February 18, 2016
Changes on the Horizon for Texas Patent Infringement Cases
East Texas is a hub of patent litigation. It has attained this status thanks to the speed with which such cases were often ushered through the courts, which is thought to favor plaintiffs. Patent holders also liked to file suit here because judges were less likely to rule on summary judgment, preferring to allow juries to decide whether or not defendants had infringed patents. This favorable climate led many patent holding companies to set up shop in East Texas. However, the tide may be turning.
Recent Patent Infringement Court Cases
One case was recently decided in a Tyler, Texas courtroom in which patent holding company VirnetX prevailed over tech giant Apple. VirnetX claimed that Apple infringed its patents for technology that is used in Apple’s FaceTime app as well as its VPN On Demand service. The trial has been ongoing since 2010, and this is not the first time that VirnetX has been awarded multiple millions of dollars in a judicial decision. This time, the judge declared that VirnetX should receive $625 million. A previous ruling in 2012 gave the holding company $368 million. That verdict was overturned on appeal, leading to the new trial.
A similar case involving Samsung and Imperium IP Holdings reached a decision in which the plaintiff received $7 million. Imperium argued that Samsung was infringing three of its patents. They have another case against Apple involving the same technology that is still pending.
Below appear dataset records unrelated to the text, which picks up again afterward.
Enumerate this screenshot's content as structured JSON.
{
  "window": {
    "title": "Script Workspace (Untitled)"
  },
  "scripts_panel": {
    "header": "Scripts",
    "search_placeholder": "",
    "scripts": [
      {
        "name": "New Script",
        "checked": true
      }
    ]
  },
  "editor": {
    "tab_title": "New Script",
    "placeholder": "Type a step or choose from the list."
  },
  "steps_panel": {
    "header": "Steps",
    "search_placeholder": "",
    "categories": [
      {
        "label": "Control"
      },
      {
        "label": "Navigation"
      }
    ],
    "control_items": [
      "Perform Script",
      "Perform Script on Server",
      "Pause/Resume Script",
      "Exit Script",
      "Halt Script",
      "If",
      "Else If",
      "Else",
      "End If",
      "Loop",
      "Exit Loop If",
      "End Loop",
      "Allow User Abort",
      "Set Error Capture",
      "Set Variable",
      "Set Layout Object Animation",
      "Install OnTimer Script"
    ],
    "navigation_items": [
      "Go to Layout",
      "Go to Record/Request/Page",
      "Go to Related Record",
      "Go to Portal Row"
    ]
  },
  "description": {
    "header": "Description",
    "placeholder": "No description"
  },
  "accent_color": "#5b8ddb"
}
The Patent Troll Problem
The problem with these scenarios is that VirnetX and Imperium are patent trolls. Instead of designing or manufacturing anything, VirnetX specializes in scooping up patents which they assert against large companies with deep pockets. The technology that VirnetX claims Apple infringes was created and patented by Science Applications International Corporation. For years, VirnetX has stated that they will be marketing the technology. However, they don’t seem to be moving toward this. They simply sue larger companies instead.
Most companies avoid litigation. It’s divisive, expensive and risky. That’s not the case with patent trolls. They’ve been claiming patent infringement and winning big in the courts for so long that they don’t hesitate to file suit. Some of the companies they target don’t make much effort to defend themselves. The hint of litigation is enough to have them paying licensing fees.
This occurs often in Texas and elsewhere. Patent trolls, or lawyers who represent them, send vague, unsubstantiated demand letters that allege infringement. The letters hint at litigation that can be avoided with a licensing fee. Smaller companies don’t have the knowledge to recognize that these letters could be refuted by a patent attorney.
Texas Patent Law Changes
Texas law changed in September 2015 when it became a crime to send bad faith demand letters. Essentially, this means that patent trolls can be prosecuted for sending vague, baseless demand letters. The Attorney General now has power to bring charges against the companies that send such letters, making it less likely to occur in the future.
These changes may make the recent VirnetX v. Apple case a rare thing. Patent trolls are likely to be more wary when it comes to going after large corporations if they believe that the Attorney General will be coming after them. However, smaller business owners and individuals will remain more vulnerable.
Contact Texas patent attorney Jeff Williams to learn more about how to protect yourself from patent trolls and all other intellectual property needs.
Author: Jeff Williams
Jeff Williams is an experienced mechanical engineer and lawyer that consults closely with clients in a strait forward and clear manner. He brings a particular set of strengths and unique perspectives to the firm.
Jeff received a B.S. in Mechanical Engineering from Arizona State University in 2005. He was an engineer for a number of years at a number of large corporations before pursuing his law degree. He graduated from Texas A&M University School of Law (formerly Texas Wesleyan University School of Law) with a J.D. in 2010. By combining his education and prior work experience into the field of intellectual property law, Jeff has developed key skills to fully assist clients.